    Other avenues to attack the Silk Road flagged in the report include social engineering, intersections between online transactions and the real world, and by targeting user error.,police-struggle-with-online-drug-networks.aspx#disqus_thread

    Totally agree with your speculation that the police are likely acting on the report.

    Love your work by the way – so good to see a sane voice making the sensible arguments clearly in the mainstream press. Paradoxically, prohibition is no regulation at all…

  2. I really like your blog, its informative, accurate and well balanced unlike the traditional media. From my point of view – It amazes me why people would bother with websites such as silk road, in most capital cities here in Australia I’ve lived in, you can very buy a wide range or illegal and pharmaceutical drugs, and in vast quantities . At every workplace and even at school as a kid finding drugs has been a most simple task, even if your a occasional or a frequent user of anything finding a supply is usually not a problem, yet some people would consider losing their money or worse by importing a substance themselves? it can’t see it being worth the risk despite the low detection rates, seriously really I dont know law enforcement bother trying to stop drugs being used, manufactured and imported when a significant part of the population will continue to use them despite any effort made, looking overall the current controls over the last 50 years has done little to deter their use, why cant they focus their ideology on harm reduction and legalisation?

    1. Thanks for your kind words about my blog – I really appreciate it.

      As for your questions, the users of Silk Road state a variety of reasons why they prefer it to traditional means of buying drugs:

      1. Price. For Australians, drugs like MDMA and Cocaine sell at around a quarter of street prices when they are imported directly.

      2. Quality. The user feedback system and forums provide a reasonably good assessment of the quality of drugs coming from a particular seller.
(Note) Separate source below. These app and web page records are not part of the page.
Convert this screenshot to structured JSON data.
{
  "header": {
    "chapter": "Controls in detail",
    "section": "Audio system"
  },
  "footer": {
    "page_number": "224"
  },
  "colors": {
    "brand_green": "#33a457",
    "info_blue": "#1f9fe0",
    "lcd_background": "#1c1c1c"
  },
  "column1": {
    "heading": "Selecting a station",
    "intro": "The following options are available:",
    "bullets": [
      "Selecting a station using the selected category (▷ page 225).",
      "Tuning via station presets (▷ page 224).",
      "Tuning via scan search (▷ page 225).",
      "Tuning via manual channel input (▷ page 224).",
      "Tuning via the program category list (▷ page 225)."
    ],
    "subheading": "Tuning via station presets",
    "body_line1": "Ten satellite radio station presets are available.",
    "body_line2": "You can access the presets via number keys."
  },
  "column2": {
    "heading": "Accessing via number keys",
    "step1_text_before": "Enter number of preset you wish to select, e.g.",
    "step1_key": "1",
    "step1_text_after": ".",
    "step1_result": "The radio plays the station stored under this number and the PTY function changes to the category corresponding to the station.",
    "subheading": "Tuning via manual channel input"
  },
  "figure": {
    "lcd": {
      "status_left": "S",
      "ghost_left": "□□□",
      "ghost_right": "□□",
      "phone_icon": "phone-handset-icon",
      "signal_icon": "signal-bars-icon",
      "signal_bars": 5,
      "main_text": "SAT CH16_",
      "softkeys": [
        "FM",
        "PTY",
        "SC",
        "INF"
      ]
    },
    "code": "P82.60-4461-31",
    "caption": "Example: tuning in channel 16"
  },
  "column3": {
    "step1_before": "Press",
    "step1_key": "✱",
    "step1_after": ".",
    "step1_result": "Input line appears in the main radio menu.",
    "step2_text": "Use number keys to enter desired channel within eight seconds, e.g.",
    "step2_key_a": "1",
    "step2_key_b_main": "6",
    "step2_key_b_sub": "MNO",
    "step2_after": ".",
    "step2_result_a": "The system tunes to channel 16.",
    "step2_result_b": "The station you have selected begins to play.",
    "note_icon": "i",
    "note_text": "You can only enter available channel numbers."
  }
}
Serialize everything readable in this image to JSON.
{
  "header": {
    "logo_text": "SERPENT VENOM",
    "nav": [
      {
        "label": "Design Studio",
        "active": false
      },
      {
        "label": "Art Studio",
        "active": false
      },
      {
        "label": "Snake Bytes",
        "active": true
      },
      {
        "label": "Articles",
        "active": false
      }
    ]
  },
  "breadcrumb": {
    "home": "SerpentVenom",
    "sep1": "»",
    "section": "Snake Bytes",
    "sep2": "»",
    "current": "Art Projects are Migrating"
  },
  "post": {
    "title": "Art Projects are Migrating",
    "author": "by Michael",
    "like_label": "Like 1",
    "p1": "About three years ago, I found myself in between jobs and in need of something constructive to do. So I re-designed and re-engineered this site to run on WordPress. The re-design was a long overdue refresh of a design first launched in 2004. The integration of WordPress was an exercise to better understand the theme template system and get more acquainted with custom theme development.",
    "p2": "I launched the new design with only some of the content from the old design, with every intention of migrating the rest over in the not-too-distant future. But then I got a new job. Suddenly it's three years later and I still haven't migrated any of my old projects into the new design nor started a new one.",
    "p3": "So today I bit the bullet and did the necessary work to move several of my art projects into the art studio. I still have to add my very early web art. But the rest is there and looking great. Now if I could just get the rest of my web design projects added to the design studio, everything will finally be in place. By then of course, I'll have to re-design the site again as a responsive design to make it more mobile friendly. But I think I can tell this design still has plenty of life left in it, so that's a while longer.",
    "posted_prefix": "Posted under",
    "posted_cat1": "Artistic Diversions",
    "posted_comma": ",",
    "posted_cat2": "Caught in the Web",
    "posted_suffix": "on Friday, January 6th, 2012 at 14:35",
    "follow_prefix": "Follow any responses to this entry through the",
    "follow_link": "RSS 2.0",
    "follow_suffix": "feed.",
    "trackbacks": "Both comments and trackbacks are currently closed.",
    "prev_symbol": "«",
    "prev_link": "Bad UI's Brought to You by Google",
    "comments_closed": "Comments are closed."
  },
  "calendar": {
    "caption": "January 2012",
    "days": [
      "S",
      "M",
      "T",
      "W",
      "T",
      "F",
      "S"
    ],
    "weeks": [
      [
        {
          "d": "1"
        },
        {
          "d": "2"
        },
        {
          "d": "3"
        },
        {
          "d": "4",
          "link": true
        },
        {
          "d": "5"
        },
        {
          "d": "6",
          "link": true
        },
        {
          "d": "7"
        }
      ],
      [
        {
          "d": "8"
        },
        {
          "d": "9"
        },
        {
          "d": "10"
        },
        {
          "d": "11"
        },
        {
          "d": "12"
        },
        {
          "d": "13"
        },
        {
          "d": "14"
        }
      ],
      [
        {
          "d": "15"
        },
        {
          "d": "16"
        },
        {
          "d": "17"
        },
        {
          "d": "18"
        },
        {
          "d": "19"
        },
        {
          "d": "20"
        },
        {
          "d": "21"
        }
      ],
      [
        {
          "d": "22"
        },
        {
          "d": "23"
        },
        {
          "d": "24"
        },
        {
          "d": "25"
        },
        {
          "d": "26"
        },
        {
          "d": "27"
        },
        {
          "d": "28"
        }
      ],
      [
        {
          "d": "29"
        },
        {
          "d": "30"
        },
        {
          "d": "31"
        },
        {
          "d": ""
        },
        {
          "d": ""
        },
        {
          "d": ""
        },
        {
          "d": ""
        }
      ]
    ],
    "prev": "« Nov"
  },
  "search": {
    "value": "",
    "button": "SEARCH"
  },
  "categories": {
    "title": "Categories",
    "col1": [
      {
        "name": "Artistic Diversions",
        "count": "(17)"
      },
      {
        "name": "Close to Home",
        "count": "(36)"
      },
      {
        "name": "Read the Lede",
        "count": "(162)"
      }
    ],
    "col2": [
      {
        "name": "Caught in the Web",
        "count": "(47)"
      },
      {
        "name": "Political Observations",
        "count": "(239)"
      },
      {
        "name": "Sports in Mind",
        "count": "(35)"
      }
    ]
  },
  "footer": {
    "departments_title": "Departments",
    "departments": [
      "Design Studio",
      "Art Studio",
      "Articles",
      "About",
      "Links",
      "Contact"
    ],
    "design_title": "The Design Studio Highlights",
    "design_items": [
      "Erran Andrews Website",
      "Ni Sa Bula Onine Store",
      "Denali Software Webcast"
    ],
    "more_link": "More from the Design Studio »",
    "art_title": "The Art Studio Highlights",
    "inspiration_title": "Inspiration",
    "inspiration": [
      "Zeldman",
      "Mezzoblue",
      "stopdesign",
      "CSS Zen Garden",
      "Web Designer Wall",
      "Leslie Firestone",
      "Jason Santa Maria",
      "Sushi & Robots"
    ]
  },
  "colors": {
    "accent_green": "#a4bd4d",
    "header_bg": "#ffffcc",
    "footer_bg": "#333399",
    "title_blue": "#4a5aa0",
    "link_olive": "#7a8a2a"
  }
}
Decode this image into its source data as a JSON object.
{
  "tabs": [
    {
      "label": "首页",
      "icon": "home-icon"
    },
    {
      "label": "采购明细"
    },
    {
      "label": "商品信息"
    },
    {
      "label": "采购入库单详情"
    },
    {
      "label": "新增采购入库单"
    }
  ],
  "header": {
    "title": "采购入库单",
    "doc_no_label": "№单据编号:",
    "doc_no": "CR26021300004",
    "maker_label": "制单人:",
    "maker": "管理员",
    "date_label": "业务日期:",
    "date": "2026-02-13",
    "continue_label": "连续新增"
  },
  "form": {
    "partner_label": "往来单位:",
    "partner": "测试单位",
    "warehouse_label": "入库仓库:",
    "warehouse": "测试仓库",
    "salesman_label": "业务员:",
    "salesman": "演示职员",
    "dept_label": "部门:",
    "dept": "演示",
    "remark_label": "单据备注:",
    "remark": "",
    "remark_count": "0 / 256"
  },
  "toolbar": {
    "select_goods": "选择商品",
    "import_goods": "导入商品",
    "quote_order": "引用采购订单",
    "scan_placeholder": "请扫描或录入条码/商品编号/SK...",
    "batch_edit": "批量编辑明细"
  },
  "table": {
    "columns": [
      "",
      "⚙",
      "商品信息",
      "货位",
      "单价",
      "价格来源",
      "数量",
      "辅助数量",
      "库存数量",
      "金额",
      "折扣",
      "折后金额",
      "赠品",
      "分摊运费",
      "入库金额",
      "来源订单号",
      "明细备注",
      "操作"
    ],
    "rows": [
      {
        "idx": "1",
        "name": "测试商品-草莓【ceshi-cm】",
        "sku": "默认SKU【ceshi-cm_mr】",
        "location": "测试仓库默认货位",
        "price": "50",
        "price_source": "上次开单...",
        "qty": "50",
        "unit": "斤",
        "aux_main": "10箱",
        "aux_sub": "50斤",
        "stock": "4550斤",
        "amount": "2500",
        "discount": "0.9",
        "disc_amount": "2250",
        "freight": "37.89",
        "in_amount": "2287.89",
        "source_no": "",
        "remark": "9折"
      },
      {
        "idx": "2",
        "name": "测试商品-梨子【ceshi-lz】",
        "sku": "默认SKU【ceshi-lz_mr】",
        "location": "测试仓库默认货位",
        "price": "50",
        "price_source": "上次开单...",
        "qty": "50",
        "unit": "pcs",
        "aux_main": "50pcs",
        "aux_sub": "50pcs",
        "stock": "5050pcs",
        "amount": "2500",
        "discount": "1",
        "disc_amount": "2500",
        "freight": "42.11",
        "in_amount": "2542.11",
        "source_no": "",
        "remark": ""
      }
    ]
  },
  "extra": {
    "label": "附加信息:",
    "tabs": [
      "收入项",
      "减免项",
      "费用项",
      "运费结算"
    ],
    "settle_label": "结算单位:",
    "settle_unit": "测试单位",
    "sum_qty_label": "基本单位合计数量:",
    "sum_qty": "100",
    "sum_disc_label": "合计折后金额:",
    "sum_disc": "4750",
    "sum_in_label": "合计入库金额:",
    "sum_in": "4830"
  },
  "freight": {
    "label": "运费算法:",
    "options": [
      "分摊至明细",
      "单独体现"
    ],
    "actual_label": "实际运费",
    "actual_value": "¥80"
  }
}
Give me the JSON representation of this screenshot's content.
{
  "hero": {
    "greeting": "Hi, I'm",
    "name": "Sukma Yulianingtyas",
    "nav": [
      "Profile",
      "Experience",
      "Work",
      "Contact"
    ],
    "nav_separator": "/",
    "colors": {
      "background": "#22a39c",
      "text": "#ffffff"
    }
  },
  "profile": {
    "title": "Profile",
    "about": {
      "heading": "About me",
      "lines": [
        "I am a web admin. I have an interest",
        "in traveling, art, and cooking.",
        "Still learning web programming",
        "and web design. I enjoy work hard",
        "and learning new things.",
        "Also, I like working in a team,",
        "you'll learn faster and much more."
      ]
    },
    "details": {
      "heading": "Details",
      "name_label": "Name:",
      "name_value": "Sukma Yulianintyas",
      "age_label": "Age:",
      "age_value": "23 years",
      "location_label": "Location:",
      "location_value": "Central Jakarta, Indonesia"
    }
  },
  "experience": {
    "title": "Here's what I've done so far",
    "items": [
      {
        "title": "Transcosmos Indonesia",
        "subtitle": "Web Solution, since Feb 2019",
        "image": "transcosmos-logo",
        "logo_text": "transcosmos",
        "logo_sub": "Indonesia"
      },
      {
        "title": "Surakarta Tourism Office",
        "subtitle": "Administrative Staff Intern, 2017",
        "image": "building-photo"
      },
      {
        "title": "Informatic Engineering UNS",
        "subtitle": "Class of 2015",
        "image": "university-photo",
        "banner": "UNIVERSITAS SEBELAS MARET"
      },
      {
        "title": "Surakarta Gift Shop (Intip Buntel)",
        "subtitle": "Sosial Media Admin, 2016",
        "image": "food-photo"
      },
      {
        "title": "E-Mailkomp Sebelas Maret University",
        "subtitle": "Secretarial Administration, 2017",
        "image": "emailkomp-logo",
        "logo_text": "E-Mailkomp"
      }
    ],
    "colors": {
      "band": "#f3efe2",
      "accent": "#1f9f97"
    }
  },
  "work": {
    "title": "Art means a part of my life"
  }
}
Users have a much better idea of exactly what they are buying than when they purchase from a street dealer.

      3. Associations. A lot of casual users either don’t have the street contacts or don’t want to associate with the people who do their local dealing, particularly if those people are part of violent criminal networks.

      Of course, as you point, there are risks, the major one being the risk of massive penalties for importing substances.

      Thanks again for taking the time to comment.

Leave a Reply

Your email address will not be published. Required fields are marked *

Subscribe to my mailing list

… and receive an exclusive, FREE copy of a true crime story in ebook format.
You can unsubscribe anytime.

You may also like...

The Drug’s in the Mail

Below is the full text of an article I wrote for The Age, which was the Focus Feature on 27 April 2012. More Australians are buying illegal drugs from internet websites and having them delivered by regular post straight to their door. Eileen Ormsby reports on the new frontier of drug dealing. IT’S JUST like eBay, complete with vendor

Read More »

Which Pirate is that?

Last week, Silk Road spokesman Dread Pirate Roberts broke a longstanding silence, granting an interview to Andy Greenberg of Forbes magazine.  In it, he finally admitted Silk Road’s worst-kept secret – the person posting as Dread Pirate Roberts and steering the ship was not the same person who founded Silk Road. Who’s holding the keys to Silk Road now? This

Read More »

Silk Road users wanted for research project

Silk Road may be gone and Silk Road v.2 yet to prove itself, but the site has become culturally significant enough to attract the attention of some serious academic researchers. And unlike the plethora of tabloid news pieces, their starting position is not always that the online black market is a den of evil inhabited by junkies and thieves with

Read More »

This website uses cookies to ensure you get the best experience on our website.